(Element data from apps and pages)
########
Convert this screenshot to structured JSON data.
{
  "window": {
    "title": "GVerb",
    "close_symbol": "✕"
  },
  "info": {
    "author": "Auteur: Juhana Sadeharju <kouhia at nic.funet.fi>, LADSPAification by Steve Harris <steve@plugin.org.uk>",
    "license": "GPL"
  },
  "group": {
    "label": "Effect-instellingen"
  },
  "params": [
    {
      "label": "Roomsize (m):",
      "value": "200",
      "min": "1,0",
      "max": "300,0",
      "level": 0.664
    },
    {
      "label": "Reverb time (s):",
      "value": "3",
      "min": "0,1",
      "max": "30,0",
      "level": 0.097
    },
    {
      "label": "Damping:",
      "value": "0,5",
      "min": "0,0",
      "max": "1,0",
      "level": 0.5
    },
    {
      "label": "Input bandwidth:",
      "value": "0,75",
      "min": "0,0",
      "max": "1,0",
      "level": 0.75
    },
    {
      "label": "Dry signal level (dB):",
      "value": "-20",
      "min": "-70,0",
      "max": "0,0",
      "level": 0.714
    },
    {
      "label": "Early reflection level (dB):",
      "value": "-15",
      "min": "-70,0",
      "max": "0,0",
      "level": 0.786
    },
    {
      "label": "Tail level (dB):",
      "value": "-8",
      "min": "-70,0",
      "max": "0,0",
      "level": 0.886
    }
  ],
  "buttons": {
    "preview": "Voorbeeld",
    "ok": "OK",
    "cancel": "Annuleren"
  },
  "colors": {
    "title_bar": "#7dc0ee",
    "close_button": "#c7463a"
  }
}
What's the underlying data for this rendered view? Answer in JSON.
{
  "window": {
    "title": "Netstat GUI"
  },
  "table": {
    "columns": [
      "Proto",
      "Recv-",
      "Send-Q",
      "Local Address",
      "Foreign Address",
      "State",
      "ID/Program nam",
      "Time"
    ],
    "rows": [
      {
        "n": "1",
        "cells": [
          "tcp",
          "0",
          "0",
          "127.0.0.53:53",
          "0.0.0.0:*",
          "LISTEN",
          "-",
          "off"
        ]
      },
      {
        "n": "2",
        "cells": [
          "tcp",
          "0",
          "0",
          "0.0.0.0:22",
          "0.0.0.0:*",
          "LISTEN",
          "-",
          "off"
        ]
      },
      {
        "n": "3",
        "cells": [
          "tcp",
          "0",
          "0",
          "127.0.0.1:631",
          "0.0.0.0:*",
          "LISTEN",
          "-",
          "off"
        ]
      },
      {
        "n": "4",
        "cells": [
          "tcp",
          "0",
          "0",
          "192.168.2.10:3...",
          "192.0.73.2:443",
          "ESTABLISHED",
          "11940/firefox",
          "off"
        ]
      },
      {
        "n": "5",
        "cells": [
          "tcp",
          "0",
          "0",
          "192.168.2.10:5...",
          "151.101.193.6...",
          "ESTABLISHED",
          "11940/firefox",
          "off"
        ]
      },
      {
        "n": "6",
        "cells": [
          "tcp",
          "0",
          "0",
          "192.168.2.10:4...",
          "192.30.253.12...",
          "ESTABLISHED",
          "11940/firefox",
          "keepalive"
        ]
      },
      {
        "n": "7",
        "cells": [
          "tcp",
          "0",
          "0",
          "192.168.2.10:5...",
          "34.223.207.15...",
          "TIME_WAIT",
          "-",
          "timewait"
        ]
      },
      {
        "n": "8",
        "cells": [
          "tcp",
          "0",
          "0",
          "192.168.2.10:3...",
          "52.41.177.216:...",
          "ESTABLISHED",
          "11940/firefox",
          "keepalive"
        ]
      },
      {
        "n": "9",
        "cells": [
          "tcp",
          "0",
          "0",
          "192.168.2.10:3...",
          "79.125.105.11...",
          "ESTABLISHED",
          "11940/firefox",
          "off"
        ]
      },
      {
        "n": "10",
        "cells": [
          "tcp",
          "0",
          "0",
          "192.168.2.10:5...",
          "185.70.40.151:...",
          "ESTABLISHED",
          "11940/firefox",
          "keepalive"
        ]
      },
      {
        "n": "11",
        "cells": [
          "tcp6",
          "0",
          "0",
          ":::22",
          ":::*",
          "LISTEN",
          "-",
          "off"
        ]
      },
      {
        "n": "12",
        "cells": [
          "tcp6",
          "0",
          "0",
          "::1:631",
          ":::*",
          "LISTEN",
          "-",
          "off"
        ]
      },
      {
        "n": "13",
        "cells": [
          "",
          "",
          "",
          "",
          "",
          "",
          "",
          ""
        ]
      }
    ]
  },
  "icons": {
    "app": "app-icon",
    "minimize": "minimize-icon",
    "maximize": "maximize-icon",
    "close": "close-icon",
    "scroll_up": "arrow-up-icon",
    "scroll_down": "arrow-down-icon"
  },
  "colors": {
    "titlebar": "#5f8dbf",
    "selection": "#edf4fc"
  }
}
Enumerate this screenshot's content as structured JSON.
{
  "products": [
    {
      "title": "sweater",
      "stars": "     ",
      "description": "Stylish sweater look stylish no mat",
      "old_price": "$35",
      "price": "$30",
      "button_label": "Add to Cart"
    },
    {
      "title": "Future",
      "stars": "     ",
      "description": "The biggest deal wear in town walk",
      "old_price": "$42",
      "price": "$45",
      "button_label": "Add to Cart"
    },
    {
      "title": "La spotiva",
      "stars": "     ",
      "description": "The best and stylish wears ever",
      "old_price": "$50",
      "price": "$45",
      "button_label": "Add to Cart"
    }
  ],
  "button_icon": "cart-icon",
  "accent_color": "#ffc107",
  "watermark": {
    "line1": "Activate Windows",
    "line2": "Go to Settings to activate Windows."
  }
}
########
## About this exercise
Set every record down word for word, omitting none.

## Response for this exercise
Convert this screenshot to structured JSON data.
{
  "window": {
    "title": "GVerb",
    "close_symbol": "✕"
  },
  "info": {
    "author": "Auteur: Juhana Sadeharju <kouhia at nic.funet.fi>, LADSPAification by Steve Harris <steve@plugin.org.uk>",
    "license": "GPL"
  },
  "group": {
    "label": "Effect-instellingen"
  },
  "params": [
    {
      "label": "Roomsize (m):",
      "value": "200",
      "min": "1,0",
      "max": "300,0",
      "level": 0.664
    },
    {
      "label": "Reverb time (s):",
      "value": "3",
      "min": "0,1",
      "max": "30,0",
      "level": 0.097
    },
    {
      "label": "Damping:",
      "value": "0,5",
      "min": "0,0",
      "max": "1,0",
      "level": 0.5
    },
    {
      "label": "Input bandwidth:",
      "value": "0,75",
      "min": "0,0",
      "max": "1,0",
      "level": 0.75
    },
    {
      "label": "Dry signal level (dB):",
      "value": "-20",
      "min": "-70,0",
      "max": "0,0",
      "level": 0.714
    },
    {
      "label": "Early reflection level (dB):",
      "value": "-15",
      "min": "-70,0",
      "max": "0,0",
      "level": 0.786
    },
    {
      "label": "Tail level (dB):",
      "value": "-8",
      "min": "-70,0",
      "max": "0,0",
      "level": 0.886
    }
  ],
  "buttons": {
    "preview": "Voorbeeld",
    "ok": "OK",
    "cancel": "Annuleren"
  },
  "colors": {
    "title_bar": "#7dc0ee",
    "close_button": "#c7463a"
  }
}
What's the underlying data for this rendered view? Answer in JSON.
{
  "window": {
    "title": "Netstat GUI"
  },
  "table": {
    "columns": [
      "Proto",
      "Recv-",
      "Send-Q",
      "Local Address",
      "Foreign Address",
      "State",
      "ID/Program nam",
      "Time"
    ],
    "rows": [
      {
        "n": "1",
        "cells": [
          "tcp",
          "0",
          "0",
          "127.0.0.53:53",
          "0.0.0.0:*",
          "LISTEN",
          "-",
          "off"
        ]
      },
      {
        "n": "2",
        "cells": [
          "tcp",
          "0",
          "0",
          "0.0.0.0:22",
          "0.0.0.0:*",
          "LISTEN",
          "-",
          "off"
        ]
      },
      {
        "n": "3",
        "cells": [
          "tcp",
          "0",
          "0",
          "127.0.0.1:631",
          "0.0.0.0:*",
          "LISTEN",
          "-",
          "off"
        ]
      },
      {
        "n": "4",
        "cells": [
          "tcp",
          "0",
          "0",
          "192.168.2.10:3...",
          "192.0.73.2:443",
          "ESTABLISHED",
          "11940/firefox",
          "off"
        ]
      },
      {
        "n": "5",
        "cells": [
          "tcp",
          "0",
          "0",
          "192.168.2.10:5...",
          "151.101.193.6...",
          "ESTABLISHED",
          "11940/firefox",
          "off"
        ]
      },
      {
        "n": "6",
        "cells": [
          "tcp",
          "0",
          "0",
          "192.168.2.10:4...",
          "192.30.253.12...",
          "ESTABLISHED",
          "11940/firefox",
          "keepalive"
        ]
      },
      {
        "n": "7",
        "cells": [
          "tcp",
          "0",
          "0",
          "192.168.2.10:5...",
          "34.223.207.15...",
          "TIME_WAIT",
          "-",
          "timewait"
        ]
      },
      {
        "n": "8",
        "cells": [
          "tcp",
          "0",
          "0",
          "192.168.2.10:3...",
          "52.41.177.216:...",
          "ESTABLISHED",
          "11940/firefox",
          "keepalive"
        ]
      },
      {
        "n": "9",
        "cells": [
          "tcp",
          "0",
          "0",
          "192.168.2.10:3...",
          "79.125.105.11...",
          "ESTABLISHED",
          "11940/firefox",
          "off"
        ]
      },
      {
        "n": "10",
        "cells": [
          "tcp",
          "0",
          "0",
          "192.168.2.10:5...",
          "185.70.40.151:...",
          "ESTABLISHED",
          "11940/firefox",
          "keepalive"
        ]
      },
      {
        "n": "11",
        "cells": [
          "tcp6",
          "0",
          "0",
          ":::22",
          ":::*",
          "LISTEN",
          "-",
          "off"
        ]
      },
      {
        "n": "12",
        "cells": [
          "tcp6",
          "0",
          "0",
          "::1:631",
          ":::*",
          "LISTEN",
          "-",
          "off"
        ]
      },
      {
        "n": "13",
        "cells": [
          "",
          "",
          "",
          "",
          "",
          "",
          "",
          ""
        ]
      }
    ]
  },
  "icons": {
    "app": "app-icon",
    "minimize": "minimize-icon",
    "maximize": "maximize-icon",
    "close": "close-icon",
    "scroll_up": "arrow-up-icon",
    "scroll_down": "arrow-down-icon"
  },
  "colors": {
    "titlebar": "#5f8dbf",
    "selection": "#edf4fc"
  }
}
Enumerate this screenshot's content as structured JSON.
{
  "products": [
    {
      "title": "sweater",
      "stars": "     ",
      "description": "Stylish sweater look stylish no mat",
      "old_price": "$35",
      "price": "$30",
      "button_label": "Add to Cart"
    },
    {
      "title": "Future",
      "stars": "     ",
      "description": "The biggest deal wear in town walk",
      "old_price": "$42",
      "price": "$45",
      "button_label": "Add to Cart"
    },
    {
      "title": "La spotiva",
      "stars": "     ",
      "description": "The best and stylish wears ever",
      "old_price": "$50",
      "price": "$45",
      "button_label": "Add to Cart"
    }
  ],
  "button_icon": "cart-icon",
  "accent_color": "#ffc107",
  "watermark": {
    "line1": "Activate Windows",
    "line2": "Go to Settings to activate Windows."
  }
}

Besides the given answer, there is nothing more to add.